BEGIN Information shown

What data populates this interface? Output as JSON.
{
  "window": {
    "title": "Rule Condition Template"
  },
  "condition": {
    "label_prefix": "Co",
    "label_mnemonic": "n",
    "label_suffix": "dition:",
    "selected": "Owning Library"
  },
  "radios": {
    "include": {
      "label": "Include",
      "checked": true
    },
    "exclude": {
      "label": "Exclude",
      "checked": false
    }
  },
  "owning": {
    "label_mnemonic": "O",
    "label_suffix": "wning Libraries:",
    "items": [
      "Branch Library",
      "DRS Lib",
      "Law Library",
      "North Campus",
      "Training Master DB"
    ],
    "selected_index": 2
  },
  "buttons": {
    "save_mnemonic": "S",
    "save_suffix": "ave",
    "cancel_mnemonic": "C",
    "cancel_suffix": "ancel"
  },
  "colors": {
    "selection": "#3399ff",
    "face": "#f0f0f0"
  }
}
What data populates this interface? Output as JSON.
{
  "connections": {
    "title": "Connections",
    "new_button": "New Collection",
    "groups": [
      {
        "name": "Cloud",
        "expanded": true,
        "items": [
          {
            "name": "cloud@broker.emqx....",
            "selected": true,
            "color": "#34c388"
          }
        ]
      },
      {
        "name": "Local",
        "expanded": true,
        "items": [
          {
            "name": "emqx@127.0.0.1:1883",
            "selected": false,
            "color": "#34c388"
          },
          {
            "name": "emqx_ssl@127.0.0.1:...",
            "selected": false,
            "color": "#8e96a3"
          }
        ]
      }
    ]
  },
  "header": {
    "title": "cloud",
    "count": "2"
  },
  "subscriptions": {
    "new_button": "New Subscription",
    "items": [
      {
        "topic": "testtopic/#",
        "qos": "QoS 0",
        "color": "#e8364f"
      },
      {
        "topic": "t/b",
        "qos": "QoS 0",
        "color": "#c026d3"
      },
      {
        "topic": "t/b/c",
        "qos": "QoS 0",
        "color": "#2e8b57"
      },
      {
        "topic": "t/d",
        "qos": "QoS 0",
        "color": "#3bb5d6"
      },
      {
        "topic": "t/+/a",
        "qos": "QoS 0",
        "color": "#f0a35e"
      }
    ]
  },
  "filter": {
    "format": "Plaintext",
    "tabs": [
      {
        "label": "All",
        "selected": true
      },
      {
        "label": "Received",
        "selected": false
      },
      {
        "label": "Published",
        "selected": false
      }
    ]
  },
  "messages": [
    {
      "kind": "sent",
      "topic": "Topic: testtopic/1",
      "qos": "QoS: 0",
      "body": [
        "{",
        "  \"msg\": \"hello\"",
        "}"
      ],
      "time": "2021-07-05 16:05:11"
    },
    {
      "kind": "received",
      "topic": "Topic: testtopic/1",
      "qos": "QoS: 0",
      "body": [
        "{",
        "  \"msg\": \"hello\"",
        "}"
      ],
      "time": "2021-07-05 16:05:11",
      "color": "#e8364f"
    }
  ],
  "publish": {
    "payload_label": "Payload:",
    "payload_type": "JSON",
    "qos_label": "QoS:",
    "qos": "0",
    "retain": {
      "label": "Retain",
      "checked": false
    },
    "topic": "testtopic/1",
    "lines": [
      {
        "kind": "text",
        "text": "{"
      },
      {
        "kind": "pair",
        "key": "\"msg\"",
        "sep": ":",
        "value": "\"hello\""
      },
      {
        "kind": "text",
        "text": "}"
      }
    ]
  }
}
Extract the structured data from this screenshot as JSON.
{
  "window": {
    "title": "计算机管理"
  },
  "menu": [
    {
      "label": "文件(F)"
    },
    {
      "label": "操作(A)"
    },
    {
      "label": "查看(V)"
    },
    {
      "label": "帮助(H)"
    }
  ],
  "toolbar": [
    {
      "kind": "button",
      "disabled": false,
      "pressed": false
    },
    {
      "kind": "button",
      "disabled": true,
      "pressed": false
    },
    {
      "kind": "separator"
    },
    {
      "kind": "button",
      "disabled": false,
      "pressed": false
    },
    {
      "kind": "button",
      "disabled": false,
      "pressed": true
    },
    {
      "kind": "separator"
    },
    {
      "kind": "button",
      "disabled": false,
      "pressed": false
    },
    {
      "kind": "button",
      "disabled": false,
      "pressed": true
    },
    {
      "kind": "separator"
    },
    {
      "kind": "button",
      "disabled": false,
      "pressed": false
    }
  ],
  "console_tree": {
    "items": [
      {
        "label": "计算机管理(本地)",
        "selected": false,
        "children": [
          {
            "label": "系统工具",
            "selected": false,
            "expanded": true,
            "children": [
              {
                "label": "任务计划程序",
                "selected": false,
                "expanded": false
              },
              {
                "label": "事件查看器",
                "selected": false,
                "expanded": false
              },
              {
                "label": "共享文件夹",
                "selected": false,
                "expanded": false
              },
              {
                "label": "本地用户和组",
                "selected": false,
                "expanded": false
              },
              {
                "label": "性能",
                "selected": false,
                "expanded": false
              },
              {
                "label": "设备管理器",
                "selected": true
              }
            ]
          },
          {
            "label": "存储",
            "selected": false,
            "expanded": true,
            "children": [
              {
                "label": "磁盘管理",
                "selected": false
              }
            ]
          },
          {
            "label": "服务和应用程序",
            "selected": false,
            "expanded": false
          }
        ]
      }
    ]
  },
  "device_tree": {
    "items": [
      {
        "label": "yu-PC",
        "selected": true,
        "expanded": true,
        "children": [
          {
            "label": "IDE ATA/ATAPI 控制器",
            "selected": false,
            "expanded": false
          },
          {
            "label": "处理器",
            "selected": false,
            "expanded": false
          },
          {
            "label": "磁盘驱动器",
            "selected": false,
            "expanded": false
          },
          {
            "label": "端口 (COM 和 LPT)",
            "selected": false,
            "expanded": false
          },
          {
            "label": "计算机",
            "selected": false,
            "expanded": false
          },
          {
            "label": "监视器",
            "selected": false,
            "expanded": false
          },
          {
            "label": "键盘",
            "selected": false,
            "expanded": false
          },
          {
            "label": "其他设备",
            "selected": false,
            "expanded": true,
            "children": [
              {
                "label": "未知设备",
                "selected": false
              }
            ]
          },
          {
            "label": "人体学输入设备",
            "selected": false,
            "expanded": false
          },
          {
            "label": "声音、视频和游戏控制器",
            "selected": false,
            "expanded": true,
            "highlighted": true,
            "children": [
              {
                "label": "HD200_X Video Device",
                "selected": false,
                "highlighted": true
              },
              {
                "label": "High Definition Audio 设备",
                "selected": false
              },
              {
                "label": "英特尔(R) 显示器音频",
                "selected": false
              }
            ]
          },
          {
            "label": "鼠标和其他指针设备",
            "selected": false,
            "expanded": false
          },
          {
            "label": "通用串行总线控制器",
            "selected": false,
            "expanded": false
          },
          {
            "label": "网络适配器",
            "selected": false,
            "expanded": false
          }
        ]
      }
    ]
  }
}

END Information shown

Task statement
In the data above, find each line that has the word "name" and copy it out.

Exercise solution
        "name": "Cloud",
            "name": "cloud@broker.emqx....",
        "name": "Local",
            "name": "emqx@127.0.0.1:1883",
            "name": "emqx_ssl@127.0.0.1:...",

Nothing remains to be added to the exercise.